Records excerpted from a collection
*** Block opens ***
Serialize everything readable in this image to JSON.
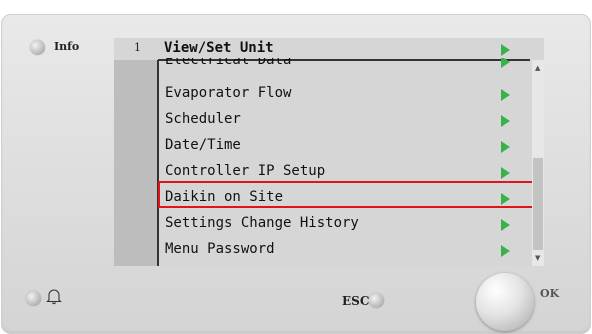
{
  "info_label": "Info",
  "line_number": "1",
  "menu_title": "View/Set Unit",
  "menu_items": [
    {
      "label": "Electrical Data"
    },
    {
      "label": "Evaporator Flow"
    },
    {
      "label": "Scheduler"
    },
    {
      "label": "Date/Time"
    },
    {
      "label": "Controller IP Setup"
    },
    {
      "label": "Daikin on Site",
      "highlighted": true
    },
    {
      "label": "Settings Change History"
    },
    {
      "label": "Menu Password"
    }
  ],
  "esc_label": "ESC",
  "ok_label": "OK",
  "icons": {
    "info": "led-indicator-icon",
    "alarm": "bell-icon",
    "arrow": "play-arrow-icon"
  },
  "colors": {
    "arrow": "#39b24a",
    "highlight_border": "#e0141b"
  }
}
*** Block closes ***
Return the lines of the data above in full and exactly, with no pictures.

Serialize everything readable in this image to JSON.
{
  "info_label": "Info",
  "line_number": "1",
  "menu_title": "View/Set Unit",
  "menu_items": [
    {
      "label": "Electrical Data"
    },
    {
      "label": "Evaporator Flow"
    },
    {
      "label": "Scheduler"
    },
    {
      "label": "Date/Time"
    },
    {
      "label": "Controller IP Setup"
    },
    {
      "label": "Daikin on Site",
      "highlighted": true
    },
    {
      "label": "Settings Change History"
    },
    {
      "label": "Menu Password"
    }
  ],
  "esc_label": "ESC",
  "ok_label": "OK",
  "icons": {
    "info": "led-indicator-icon",
    "alarm": "bell-icon",
    "arrow": "play-arrow-icon"
  },
  "colors": {
    "arrow": "#39b24a",
    "highlight_border": "#e0141b"
  }
}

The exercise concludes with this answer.